The Times newspaper in London has reported that documents released under the Freedom of Information Act show Prime Minister Margaret Thatcher was infuriated by the campaign of "misinformation and smears" suggesting that MI6 bombed the Greenpeace flagship in Auckland and framed French secret agents, or that MI6 knew in advance of the mission.

Sir Malcolm Rifkind, then a Foreign Office minister, told UK diplomats in Paris to demand an end to media reports, but they continued to appear.

Sir John Fretwell, the British Ambassador in Paris, wrote of French officials' "desperate attempts to find answers which will somehow satisfy public opinion while keeping the then President, Francois Mitterrand, above the controversy".

Sir John privately warned the British Government that President Mitterrand could be forced to resign in a Watergate-style scandal, the Guardian newspaper reported.

The July 11, 1985, bombing, which killed Greenpeace photographer Fernando Pereira, was carried out by French agents, including Alain Mafart and Dominique Prieur, who were arrested in less than a week.

But during July, French journalists reported a theory that MI6 had sunk the Rainbow Warrior to discredit France and had then framed its secret agents, the Guardian reported.

In other versions French media claimed that French secret agents had bought the dinghies used to plant the bombs from people close to MI6 and that MI6 knew of the planned sabotage.

By late August the Sunday Times was telling the Foreign Office that "French official sources were briefing freely to 'anyone who would listen' about British involvement".

The British Government traditionally never comments on anything to do with MI6, but off the record told reporters that the stories were "pure fantasy". Whitehall suspected the "mischievous" French Embassy in London was spreading the stories, though the French denied everything.

On September 4 a Foreign Office official wrote: "Despite all these protestations of innocence, the cumulative evidence ... of French official briefing now seems irrefutable".

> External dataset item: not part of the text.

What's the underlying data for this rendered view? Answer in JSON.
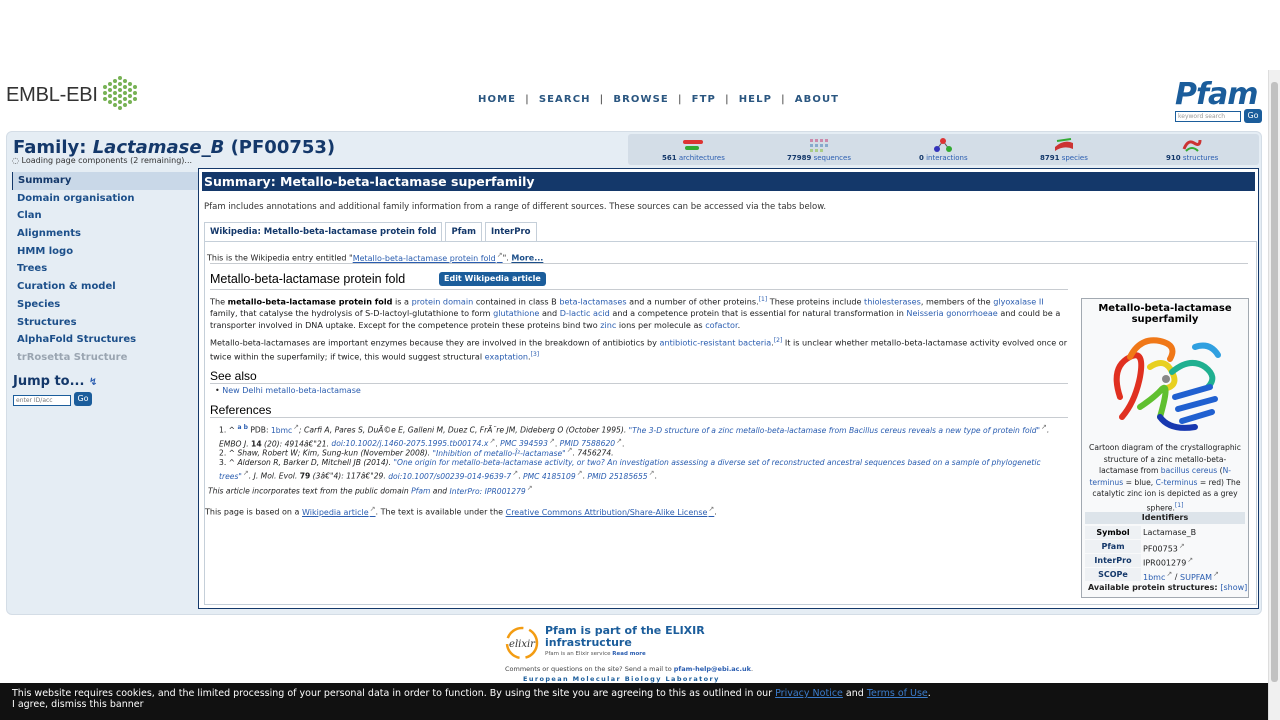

President Mitterrand clung on and it only emerged this year that he had authorised the bombing. Mafart and Prieur pleaded guilty to manslaughter in November 1985 and were sentenced to 10 years' jail.